- _Problem to solve_
For the entries below, state how many lines contain the string "description". Add nothing else.

──────── Task inputs ────────

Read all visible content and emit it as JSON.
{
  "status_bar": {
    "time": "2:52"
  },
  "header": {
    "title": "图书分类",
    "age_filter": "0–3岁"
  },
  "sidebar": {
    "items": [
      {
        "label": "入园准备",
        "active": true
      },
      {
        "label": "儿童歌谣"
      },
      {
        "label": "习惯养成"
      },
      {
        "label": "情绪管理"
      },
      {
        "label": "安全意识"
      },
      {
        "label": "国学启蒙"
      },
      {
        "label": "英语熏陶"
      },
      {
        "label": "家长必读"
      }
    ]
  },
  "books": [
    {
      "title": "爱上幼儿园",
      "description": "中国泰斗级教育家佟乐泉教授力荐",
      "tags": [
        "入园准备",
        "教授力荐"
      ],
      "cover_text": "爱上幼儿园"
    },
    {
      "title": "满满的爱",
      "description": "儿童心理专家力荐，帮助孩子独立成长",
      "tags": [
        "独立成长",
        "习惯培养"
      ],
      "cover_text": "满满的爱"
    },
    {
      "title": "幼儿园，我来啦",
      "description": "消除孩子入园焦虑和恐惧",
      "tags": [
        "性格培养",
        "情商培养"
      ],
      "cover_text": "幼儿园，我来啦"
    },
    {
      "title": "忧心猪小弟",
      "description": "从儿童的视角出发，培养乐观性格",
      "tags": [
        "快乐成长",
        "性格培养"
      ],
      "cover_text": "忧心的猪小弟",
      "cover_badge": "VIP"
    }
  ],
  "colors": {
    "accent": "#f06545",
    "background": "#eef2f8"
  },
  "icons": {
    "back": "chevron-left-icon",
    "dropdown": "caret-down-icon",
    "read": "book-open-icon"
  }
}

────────

- _Answer section_
4